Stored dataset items
- - - -

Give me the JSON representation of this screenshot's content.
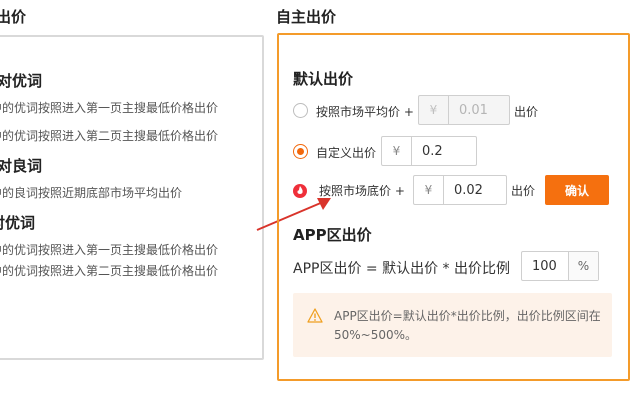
{
  "left": {
    "title": "出价",
    "sections": [
      {
        "heading": "针对优词",
        "lines": [
          "中的优词按照进入第一页主搜最低价格出价",
          "中的优词按照进入第二页主搜最低价格出价"
        ]
      },
      {
        "heading": "针对良词",
        "lines": [
          "中的良词按照近期底部市场平均出价"
        ]
      },
      {
        "heading": "对优词",
        "lines": [
          "中的优词按照进入第一页主搜最低价格出价",
          "中的优词按照进入第二页主搜最低价格出价"
        ]
      }
    ]
  },
  "right": {
    "title": "自主出价",
    "default_bid": {
      "title": "默认出价",
      "options": [
        {
          "label": "按照市场平均价 +",
          "currency": "¥",
          "value": "0.01",
          "suffix": "出价",
          "checked": false,
          "disabled": true
        },
        {
          "label": "自定义出价",
          "currency": "¥",
          "value": "0.2",
          "checked": true,
          "disabled": false
        },
        {
          "label": "按照市场底价 +",
          "currency": "¥",
          "value": "0.02",
          "suffix": "出价",
          "checked": false,
          "disabled": false,
          "icon": "fire-icon"
        }
      ],
      "confirm_label": "确认"
    },
    "app_bid": {
      "title": "APP区出价",
      "formula": "APP区出价 = 默认出价 * 出价比例",
      "ratio_value": "100",
      "ratio_unit": "%",
      "tip": "APP区出价=默认出价*出价比例，出价比例区间在50%~500%。"
    }
  },
  "colors": {
    "accent": "#f5700f",
    "highlight_border": "#f49b2a",
    "arrow": "#d9342b",
    "tip_bg": "#fdf2e9"
  }
}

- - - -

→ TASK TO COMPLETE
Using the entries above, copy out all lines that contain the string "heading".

→ ANSWER TO THIS EXERCISE
        "heading": "针对优词",
        "heading": "针对良词",
        "heading": "对优词",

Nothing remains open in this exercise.